Data records for software interfaces
# # # # #
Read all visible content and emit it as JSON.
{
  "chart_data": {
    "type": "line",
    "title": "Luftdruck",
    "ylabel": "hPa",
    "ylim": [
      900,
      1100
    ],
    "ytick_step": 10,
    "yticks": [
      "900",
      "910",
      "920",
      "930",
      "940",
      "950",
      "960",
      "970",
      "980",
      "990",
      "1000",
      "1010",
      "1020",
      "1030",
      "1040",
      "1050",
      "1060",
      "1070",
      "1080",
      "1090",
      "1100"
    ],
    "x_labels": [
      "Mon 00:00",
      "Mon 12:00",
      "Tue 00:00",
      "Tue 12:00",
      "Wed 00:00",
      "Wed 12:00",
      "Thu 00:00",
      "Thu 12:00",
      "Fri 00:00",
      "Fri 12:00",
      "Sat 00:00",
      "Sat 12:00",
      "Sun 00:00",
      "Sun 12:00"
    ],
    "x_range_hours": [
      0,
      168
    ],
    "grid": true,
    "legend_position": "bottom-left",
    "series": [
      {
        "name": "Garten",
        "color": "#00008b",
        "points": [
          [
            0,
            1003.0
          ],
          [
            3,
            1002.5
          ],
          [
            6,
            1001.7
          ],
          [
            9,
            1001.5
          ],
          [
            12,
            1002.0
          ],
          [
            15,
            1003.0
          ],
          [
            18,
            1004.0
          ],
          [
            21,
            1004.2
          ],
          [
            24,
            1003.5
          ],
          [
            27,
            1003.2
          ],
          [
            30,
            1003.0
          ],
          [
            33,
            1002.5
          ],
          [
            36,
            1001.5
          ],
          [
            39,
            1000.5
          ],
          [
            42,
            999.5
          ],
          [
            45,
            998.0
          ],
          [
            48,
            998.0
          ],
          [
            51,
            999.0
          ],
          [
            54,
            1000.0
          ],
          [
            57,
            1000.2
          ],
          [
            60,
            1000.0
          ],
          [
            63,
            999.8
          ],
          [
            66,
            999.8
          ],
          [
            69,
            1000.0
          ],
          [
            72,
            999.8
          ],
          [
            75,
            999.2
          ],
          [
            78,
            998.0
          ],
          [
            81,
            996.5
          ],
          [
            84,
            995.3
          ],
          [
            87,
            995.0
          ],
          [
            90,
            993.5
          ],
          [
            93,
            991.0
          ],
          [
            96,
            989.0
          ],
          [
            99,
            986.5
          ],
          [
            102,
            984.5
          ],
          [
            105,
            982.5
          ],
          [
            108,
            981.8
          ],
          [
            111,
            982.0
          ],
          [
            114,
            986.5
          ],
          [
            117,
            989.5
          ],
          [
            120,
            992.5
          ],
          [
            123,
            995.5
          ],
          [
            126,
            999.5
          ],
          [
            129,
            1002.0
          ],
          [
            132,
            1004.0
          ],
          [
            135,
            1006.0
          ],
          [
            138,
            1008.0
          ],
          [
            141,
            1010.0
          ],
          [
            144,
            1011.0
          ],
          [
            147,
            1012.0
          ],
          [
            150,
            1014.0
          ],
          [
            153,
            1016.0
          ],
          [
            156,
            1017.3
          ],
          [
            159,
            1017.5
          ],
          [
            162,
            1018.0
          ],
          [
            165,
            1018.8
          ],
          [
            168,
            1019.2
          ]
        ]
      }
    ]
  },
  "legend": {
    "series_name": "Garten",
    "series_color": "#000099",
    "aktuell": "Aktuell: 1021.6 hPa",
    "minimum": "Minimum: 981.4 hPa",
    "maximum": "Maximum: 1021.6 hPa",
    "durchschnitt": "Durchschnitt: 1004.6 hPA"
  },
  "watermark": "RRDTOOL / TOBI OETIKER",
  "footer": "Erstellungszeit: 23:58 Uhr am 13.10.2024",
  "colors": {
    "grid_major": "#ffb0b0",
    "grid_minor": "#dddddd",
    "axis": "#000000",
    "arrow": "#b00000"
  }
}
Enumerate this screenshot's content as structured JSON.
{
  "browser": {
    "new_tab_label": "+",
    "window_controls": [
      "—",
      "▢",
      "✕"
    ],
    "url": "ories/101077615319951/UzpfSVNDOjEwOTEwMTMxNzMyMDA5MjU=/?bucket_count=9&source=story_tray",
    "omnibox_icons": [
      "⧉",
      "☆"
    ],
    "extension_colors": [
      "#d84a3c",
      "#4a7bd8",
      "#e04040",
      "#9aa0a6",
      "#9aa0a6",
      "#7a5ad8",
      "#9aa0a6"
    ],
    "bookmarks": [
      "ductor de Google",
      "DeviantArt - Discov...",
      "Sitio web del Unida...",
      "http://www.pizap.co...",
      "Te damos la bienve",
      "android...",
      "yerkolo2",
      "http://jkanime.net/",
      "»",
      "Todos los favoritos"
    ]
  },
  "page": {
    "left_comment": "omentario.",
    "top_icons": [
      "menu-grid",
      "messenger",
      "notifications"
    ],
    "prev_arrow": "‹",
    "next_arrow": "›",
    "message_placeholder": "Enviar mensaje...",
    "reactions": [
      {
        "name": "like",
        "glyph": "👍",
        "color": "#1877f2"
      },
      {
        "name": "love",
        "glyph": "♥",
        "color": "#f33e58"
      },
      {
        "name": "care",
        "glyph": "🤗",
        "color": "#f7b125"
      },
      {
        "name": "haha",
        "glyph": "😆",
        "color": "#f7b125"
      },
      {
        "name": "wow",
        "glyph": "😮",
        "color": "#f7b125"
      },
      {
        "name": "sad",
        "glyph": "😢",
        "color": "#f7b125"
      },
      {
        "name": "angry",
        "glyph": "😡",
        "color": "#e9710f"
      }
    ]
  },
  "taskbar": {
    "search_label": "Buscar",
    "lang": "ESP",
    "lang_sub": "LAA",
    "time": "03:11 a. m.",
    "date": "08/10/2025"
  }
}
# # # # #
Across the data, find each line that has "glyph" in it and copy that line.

        "glyph": "👍",
        "glyph": "♥",
        "glyph": "🤗",
        "glyph": "😆",
        "glyph": "😮",
        "glyph": "😢",
        "glyph": "😡",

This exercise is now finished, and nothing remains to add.